Not long after the incident, during which we spent a few days together at my friend’s brother’s home, I managed to get a temporary position at a show kennels / breeder just outside the city. This was therapeutic and enjoyable as I had around twenty American Staffies and twenty English Bulldogs to look after and to exercise.This enabled me to utilize my love of dogs and improve my confidence around large ones that had the desire to fight one another to the death given half a chance.
After this did not work out because of my inability to fix broken cages and perform other “handyman” skills, it was decided that I had to return , the PTS (post-traumatic) stress as well as guilt and loneliness was so great that when I returned to my parents to stay for some months until the future could be determined more fully, they were of the opinion that my behavior was “certifiable”. My parents were extremely concerned about my mental and physical state at this time and my mother even suspected at the time that I might have AIDS. Luckily, at a much later stage I was able to reassure her on that point.

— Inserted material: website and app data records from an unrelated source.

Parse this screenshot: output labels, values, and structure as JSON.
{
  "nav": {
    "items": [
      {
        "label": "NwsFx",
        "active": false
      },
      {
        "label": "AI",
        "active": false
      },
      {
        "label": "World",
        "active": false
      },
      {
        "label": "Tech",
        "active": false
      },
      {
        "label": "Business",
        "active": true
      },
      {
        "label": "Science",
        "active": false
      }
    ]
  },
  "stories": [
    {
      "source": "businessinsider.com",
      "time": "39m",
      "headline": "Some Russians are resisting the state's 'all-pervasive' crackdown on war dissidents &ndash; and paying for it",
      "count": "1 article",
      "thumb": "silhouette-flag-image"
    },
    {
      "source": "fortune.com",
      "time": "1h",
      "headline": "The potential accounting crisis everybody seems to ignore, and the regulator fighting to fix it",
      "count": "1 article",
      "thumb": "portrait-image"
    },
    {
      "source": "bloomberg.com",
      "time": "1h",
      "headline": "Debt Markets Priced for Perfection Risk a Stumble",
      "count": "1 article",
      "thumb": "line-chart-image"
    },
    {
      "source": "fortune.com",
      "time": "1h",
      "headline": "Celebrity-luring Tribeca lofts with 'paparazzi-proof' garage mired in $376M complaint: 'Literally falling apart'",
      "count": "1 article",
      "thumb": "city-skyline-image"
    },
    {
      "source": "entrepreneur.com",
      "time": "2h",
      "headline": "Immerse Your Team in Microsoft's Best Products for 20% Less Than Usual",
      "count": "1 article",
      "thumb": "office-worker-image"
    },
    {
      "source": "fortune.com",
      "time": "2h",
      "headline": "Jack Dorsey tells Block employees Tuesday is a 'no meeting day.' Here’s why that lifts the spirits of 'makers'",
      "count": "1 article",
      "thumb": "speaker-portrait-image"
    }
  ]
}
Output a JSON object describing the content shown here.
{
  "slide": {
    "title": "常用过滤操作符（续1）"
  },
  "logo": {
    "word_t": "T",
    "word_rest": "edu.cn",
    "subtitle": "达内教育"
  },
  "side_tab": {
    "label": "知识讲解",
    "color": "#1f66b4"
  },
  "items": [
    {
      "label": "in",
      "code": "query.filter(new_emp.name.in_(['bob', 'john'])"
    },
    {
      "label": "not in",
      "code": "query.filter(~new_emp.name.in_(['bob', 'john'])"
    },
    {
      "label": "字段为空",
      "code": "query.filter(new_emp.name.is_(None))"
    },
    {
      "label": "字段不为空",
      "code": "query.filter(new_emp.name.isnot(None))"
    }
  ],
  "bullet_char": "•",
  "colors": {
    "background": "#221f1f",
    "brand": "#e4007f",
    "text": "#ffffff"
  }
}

Never before or since this time have I experienced such darkness of the soul and such crushing loneliness. Certainly this was a very dark time of my life. The nights were so bad and I battled with insomnia for the first time. I’d frequently wake up in the middle of the night with a shrunken sexual organ as well as the feeling that my entire body was shrinking from my feet upwards. I’d wake up in a sweat at 3 in the morning and be unable to urinate as my penis was so shrunken. I would stand there in a state best described as a “nothing” or virtually catatonic state.
I also experienced a number of severe panic attacks at this time. During these incidents, I felt as though my spirit was floating away from my body, leaving just an empty shell. It truly felt like I was dying. I felt that I needed to hold onto my stepfather’s leg on at least one occasion, whilst screaming at the top of my voice.
If I were not for taking up children’s fantasy writing at this time, and being permitted to use my mother’s computer (which she uses almost exclusively for playing Solitaire) for an hour or so per day typing my book chapters I think I would have gone off my rocker and been unable to cope with life anymore. Writing was therapeutic and gave me a creative escape route. I could join a bunch of anthropomorphic animals on a foreign planet and share their myriad adventures.
It was only after my diagnosis with Asperger Syndrome some four years later that all the curiously shaped pieces of the puzzle began to click into place. I am truly grateful to my friend because it was partly due to his detailed and enlightening report on my idiosyncrasies that the psychiatrist was able to make her diagnosis.She cracked the code!
Now, ten years after the incidents described above and six years after my diagnosis with AS, I sleep extremely well and have managed to make peace with all the different oddly shaped jigsaw pieces that are part of my makeup.
It has certainly not been easy to write this; hence the long delay between my previous post and this one. But I felt the need to share it for the twofold reason of putting this incident behind me once and for all while realizing that a number of good things came out from it, as well as to encourage all those who are battling with depression and tragedy in their lives.